  • Richard

    Just hope you have a web server that
    a) allows you to fork or whatever to allow things to run in the background and
    b) doesn’t kill scripts that take too long to run in the background.
    c) be able to monitor the results of the scripts so you know what works and what failed.

    Given how restrictive most web hosting companies are you need to develop the plugin so that it can run at any cheap resource-Nazi shared hosting provider.

  • Matt

    There are a few ways to make sure the script doesn’t time out. On a couple people have shared their scripts for doing so:

    I am currently building in logging to make sure I know exactly where in the process the script currently is. I will then use AJAX to display a notice in the WordPress admin area. It will also log exactly which plugins upgraded and which didnt :)

  • Steven

    I had the problem on hetzner servers that I couldn’t flush any data. Something to do with their implementation of php-cgi. So running something client side (through a browser) wouldn’t work – it ran longer than 10min. Anyways, the only alternative I found was opening a url with fsockopen, and in the script being called, use the ignore_user_abort function. Works like a charm, just make sure it doesn’t hit the memory limit. Otherwise it the process gets killed and you’re sitting wondering what happened.

  • Matt

    Hey Steven,

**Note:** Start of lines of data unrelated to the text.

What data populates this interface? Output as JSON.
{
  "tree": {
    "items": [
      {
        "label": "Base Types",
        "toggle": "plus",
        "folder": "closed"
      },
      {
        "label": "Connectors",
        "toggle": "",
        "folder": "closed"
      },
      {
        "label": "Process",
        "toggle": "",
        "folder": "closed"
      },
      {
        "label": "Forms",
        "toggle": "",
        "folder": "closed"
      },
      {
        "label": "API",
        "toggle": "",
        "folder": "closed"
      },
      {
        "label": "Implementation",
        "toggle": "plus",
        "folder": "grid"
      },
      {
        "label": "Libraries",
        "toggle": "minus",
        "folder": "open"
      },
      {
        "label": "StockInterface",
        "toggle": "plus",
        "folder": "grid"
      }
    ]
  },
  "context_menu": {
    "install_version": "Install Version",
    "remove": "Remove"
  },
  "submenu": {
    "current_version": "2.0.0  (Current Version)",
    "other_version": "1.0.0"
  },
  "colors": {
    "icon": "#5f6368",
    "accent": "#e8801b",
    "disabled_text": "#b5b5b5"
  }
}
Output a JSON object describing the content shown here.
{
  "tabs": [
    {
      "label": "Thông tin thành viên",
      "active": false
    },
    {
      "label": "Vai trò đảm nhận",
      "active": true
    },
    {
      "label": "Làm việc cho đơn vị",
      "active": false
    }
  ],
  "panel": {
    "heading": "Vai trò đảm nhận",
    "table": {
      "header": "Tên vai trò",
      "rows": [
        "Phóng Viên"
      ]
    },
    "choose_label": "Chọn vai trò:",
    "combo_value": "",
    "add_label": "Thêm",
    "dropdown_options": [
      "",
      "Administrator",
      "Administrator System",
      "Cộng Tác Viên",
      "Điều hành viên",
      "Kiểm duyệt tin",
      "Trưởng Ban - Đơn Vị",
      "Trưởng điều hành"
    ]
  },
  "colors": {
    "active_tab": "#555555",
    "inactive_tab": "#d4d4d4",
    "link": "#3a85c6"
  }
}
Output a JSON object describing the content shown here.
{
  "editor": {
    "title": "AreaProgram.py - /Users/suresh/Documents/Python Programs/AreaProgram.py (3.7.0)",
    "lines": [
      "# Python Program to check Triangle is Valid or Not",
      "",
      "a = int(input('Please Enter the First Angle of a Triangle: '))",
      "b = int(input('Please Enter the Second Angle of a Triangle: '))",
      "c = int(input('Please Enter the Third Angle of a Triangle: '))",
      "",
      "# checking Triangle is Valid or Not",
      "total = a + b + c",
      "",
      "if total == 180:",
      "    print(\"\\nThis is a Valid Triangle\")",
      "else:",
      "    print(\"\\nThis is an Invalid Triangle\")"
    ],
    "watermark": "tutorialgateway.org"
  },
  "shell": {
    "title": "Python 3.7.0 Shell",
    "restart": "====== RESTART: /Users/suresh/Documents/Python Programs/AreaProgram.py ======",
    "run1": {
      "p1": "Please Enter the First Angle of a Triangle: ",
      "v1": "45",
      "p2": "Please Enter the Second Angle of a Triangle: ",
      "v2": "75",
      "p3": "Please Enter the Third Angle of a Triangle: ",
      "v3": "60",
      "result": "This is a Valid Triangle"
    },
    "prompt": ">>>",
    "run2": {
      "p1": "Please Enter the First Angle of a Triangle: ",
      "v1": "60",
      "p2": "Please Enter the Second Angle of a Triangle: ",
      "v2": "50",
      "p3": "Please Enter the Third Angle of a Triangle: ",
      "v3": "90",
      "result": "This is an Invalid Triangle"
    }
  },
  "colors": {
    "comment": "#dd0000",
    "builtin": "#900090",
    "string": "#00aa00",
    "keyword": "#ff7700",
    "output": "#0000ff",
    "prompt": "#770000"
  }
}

    Thanks for the advice. I am definitely leaning towards the fsockopen method. It seems the more reliable method.